The most respected voice for Iraq’s Shiite majority on Friday joined calls for al-Maliki to reach out to the Kurdish and Sunni minorities a day after President Barack Obama challenged him to create a leadership representative of all Iraqis.
Grand Ayatollah Ali al-Sistani’s thinly veiled reproach was the most influential to place blame on the Shiite Prime Minister for the nation’s spiralling crisis, the most severe since US troops withdrew at the end of 2011.
Over the past two weeks, Iraq has lost a big chunk of the north to the al-Qaida-inspired Sunni militants of the Islamic State of Iraq and the Levant (ISIL), whose lightning offensive led to the capture of Mosul, the nation’s second-largest city.
On Thursday, Obama stopped short of calling for al-Maliki to resign, but his carefully worded comments did all but that.
“Only leaders that can govern with an inclusive agenda are going to be able to truly bring the Iraqi people together and help them through this crisis,” Obama said.
Al-Maliki’s State of Law bloc won the most seats in the April vote, but his hopes to retain his job are in doubt with rivals challenging him from within the broader Shiite alliance. In order to govern, his bloc must first form a majority coalition in the new 328-seat legislature, which must meet by June 30.
Al-Maliki’s Shiite-led government has long been accused of discriminating against Iraq’s Sunni and Kurdish populations.
But it is his perceived marginalisation of the once-dominant Sunnis that has sparked violence reminiscent of Iraq’s darkest years of sectarian fighting in 2006 and 2007.
Shiite politicians familiar with the secretive efforts to remove al-Maliki said two names mentioned as replacements are
former vice president Adel Abdul-Mahdi, a Shiite and French-educated economist, and Ayad Allawi, a secular Shiite who served as Iraq’s first prime minister after Saddam Hussein’s ouster.
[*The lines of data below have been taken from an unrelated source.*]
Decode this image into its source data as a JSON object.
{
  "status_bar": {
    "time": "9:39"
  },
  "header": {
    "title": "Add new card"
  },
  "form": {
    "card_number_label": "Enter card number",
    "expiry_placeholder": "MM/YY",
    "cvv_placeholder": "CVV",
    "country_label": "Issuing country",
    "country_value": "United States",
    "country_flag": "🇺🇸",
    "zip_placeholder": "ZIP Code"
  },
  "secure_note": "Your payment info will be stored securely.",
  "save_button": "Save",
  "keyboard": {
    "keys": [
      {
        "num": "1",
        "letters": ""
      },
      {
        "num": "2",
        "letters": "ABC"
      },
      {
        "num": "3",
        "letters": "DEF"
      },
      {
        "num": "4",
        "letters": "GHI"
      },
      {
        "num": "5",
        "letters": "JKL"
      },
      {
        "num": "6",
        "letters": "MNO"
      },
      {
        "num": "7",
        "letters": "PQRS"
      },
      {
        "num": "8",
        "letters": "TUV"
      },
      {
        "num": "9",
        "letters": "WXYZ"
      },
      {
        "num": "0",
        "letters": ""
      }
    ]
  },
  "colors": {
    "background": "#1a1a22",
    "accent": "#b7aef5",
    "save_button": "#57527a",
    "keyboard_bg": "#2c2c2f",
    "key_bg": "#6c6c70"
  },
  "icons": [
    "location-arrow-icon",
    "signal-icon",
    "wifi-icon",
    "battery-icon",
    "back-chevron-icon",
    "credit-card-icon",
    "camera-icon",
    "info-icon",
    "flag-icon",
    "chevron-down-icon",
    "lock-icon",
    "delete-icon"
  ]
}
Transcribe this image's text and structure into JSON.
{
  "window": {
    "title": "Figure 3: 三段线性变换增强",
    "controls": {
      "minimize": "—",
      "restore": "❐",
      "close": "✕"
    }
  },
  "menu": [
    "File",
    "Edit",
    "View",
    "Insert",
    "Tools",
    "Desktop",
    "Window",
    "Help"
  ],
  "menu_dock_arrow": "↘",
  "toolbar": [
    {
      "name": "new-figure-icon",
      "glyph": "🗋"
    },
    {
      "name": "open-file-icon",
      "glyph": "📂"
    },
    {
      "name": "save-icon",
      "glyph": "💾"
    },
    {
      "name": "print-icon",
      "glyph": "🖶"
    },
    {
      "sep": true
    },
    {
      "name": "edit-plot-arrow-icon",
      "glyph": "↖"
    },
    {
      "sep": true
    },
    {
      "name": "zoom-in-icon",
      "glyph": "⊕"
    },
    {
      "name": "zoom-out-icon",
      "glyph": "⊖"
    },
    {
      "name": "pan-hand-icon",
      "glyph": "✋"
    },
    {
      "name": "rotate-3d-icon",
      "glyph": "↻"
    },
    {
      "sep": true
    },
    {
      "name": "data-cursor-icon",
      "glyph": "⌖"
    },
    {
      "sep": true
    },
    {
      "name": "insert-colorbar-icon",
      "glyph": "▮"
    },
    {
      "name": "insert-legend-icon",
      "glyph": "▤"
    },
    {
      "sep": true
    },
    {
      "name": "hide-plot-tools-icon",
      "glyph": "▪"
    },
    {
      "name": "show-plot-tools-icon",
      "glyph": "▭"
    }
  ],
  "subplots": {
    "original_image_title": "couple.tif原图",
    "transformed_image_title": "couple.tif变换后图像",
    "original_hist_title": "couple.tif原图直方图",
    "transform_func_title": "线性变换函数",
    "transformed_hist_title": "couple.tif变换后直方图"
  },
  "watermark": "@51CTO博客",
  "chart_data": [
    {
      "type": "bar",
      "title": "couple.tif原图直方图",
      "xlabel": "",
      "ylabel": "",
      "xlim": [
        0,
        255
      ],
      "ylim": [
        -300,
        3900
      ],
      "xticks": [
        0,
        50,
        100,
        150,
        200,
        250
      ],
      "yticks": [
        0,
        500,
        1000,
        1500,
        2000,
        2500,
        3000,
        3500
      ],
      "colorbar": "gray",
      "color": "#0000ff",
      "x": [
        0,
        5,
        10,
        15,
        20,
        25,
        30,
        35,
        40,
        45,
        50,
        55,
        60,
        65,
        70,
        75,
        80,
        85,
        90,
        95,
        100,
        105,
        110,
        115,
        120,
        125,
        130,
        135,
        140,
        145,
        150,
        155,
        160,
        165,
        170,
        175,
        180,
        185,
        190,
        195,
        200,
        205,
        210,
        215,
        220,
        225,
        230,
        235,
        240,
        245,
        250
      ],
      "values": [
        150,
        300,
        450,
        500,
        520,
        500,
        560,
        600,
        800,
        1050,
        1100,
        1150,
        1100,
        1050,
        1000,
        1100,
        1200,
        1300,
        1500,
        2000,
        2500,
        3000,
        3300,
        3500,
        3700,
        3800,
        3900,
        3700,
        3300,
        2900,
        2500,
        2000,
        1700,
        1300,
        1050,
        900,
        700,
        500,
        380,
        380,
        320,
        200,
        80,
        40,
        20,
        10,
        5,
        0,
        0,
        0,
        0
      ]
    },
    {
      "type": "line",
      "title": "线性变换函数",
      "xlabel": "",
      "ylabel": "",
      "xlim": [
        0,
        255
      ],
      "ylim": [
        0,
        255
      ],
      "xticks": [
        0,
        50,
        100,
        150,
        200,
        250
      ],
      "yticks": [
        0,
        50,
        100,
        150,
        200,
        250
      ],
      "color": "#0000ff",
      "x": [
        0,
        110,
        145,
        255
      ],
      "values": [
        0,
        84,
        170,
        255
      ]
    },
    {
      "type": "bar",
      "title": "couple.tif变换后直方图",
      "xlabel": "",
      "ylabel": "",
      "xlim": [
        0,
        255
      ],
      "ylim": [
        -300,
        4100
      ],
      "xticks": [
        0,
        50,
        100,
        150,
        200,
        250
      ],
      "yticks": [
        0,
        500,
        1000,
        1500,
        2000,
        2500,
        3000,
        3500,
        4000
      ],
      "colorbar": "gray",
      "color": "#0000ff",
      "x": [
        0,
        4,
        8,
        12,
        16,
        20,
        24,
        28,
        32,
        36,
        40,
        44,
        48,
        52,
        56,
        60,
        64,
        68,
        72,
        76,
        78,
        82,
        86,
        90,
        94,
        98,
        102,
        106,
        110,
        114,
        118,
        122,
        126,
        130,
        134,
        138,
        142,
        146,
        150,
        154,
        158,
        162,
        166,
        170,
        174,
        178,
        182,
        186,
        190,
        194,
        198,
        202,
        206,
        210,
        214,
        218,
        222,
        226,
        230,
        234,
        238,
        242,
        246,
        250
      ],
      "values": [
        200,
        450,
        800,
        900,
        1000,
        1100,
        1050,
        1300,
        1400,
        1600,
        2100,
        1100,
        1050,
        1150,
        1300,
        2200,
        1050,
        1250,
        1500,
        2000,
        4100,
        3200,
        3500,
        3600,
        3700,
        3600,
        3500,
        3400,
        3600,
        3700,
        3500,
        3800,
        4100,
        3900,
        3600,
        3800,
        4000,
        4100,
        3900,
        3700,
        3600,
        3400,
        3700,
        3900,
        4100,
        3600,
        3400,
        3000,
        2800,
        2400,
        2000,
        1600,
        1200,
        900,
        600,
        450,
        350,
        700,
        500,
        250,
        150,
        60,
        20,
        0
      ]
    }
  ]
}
Others include Ahmad Chalabi, a onetime Washington favourite to lead Iraq, and Bayan Jabr, another Shiite who served as finance and interior minister under al-Maliki.